HC Deb 28 June 1916 vol 83 cc983-5

Paragraph six of Part I. of the Fourth Schedule to the principal Act shall have effect as if the following proviso were added thereto:—

Provided that, if in any case hardship arises from such combined assessment of two companies, the Commissioners may, upon the application of the taxpayers or either of them, direct that they be assessed separately or make such other modification of this rule as to them may appear just in the circumstances, and if on any such application any applicant is dissatisfied with the decision of the Commissioners, he may require the Commissioners to refer the case to a Board of Referees, to be appointed for the purpose by the Treasury, and that Board shall consider any case so referred and have the same powers with respect thereto as the Commissioners have.—(Sir J. Harmood-Banner.]

Clause brought up, and read the first time.


I beg to propose, "That the Clause be read a second time."

Section 6 of Part I. of the Fourth Schedule of the Finance (No. 2) Act, 1915, provides, "Where any company either in its own name or that of a nominee owns the whole of the ordinary capital of any other company carrying on the same trade or business, or so much of that capital as under the general law a single shareholder can legally own, the provisions of Part III. of this Act as to Excess Profits Duty and the pre-war standard of profits shall apply as if that other company were a branch of the first-named company and the profits of the two companies shall not be separately assessed." It has been brought to my attention by the Coalowners' Association that in many cases this Clause operates very harshly, and the object of the Amendment is to enable the Government under the conditions set forth to deal with the matter.


Let us suppose that the parent company makes a profit and the subsidiary company a deficit. Since the profits or losses of both companies are paid out of the same pockets or go into the same pockets, it would be a monstrous thing if the parent company, in assessing excess profits, were not permitted to take into account the deficiencies of the subsidiary company. Similarly, if the parent company and the subsidiary company both made profits, it would be a ridiculous thing if the two companies were to be assessed on totally different standards and different bases. Let us suppose that the parent company made in pre-war years 10 per cent, and the subsidiary company 5 per cent. If they were treated separately the parent company would probably choose to be assessed on actual profits and the subsidiary company on the percentage, standard. So I think the House was right in deciding that they should be treated as a whole. The hon. Member does not here suggest that that rule should be repealed, but once again he suggests that the Commissioners of Inland Revenue with a power of appeal should be allowed to alter the rule and therefore to alter taxation in cases of hardship. I once again protest against the desire to give to the Inland Revenue power of taxation. Such a discretion is invidious and difficult to use. What is a case of hardship? I know of no case of hardship. I would suggest a case of hardship must be a case in which some individual company finds itself being taxed and wants to try and get the best of both worlds.
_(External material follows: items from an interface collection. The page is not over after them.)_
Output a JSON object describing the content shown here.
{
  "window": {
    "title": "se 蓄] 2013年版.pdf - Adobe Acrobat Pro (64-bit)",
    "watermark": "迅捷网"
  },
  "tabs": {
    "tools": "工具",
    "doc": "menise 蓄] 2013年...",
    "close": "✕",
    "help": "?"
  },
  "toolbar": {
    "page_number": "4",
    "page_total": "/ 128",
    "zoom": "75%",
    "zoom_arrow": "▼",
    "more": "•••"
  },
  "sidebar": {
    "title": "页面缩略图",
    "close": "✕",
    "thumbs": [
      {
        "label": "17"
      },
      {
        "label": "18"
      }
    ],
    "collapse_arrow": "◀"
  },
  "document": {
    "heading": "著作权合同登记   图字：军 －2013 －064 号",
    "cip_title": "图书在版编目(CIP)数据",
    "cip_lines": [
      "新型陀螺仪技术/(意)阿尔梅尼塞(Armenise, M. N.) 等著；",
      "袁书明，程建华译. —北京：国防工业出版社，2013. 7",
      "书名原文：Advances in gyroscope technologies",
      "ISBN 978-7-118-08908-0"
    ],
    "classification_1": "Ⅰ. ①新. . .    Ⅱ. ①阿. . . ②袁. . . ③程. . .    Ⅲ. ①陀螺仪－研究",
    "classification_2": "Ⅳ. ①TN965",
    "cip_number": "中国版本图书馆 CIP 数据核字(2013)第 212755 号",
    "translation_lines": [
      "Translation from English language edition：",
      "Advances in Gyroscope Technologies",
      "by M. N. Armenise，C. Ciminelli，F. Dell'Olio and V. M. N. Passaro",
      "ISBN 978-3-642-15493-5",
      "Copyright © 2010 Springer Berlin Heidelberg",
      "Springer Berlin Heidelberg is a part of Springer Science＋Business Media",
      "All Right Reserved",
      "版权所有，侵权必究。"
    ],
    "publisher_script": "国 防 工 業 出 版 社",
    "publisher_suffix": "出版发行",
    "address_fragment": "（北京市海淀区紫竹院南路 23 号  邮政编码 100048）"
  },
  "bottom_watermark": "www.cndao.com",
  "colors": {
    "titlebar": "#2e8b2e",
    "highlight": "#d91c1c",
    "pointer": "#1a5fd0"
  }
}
I do not think the right hon. Gentleman appreciates the significance of this Amendment. The original proposal was altered in the Committee stage, and now where the whole of the ordinary capital is held by the parent company the two companies are treated as one. In a case within my own knowledge, where a large company some two or three years ago acquired another large company, all the shareholders of the second company agreed to sell except one man, who with very few shares refused to do so. Because he refused to sell the company who acquired the interest in the second company escape taxation and are separately assessed. What the company has done is to insure that man's life, because if he were to die they would be treated as one company and assessed accordingly. As the Bill was originally drawn in 1915 that case would have been provided for, but now, because a man who holds ten shares out of a capital of £700,000 refuses to sell, the companies are treated separately. Surely that is not fair.


That is precisely an opposite case to the one dealt with in this Amendment.


I am taking an exactly opposite view in order to call attention to the absurdity of the Act as it stands at present. I think what I have said shows that the Act wants amendment.

Question, "That the Clause be read a second time," put, and negatived.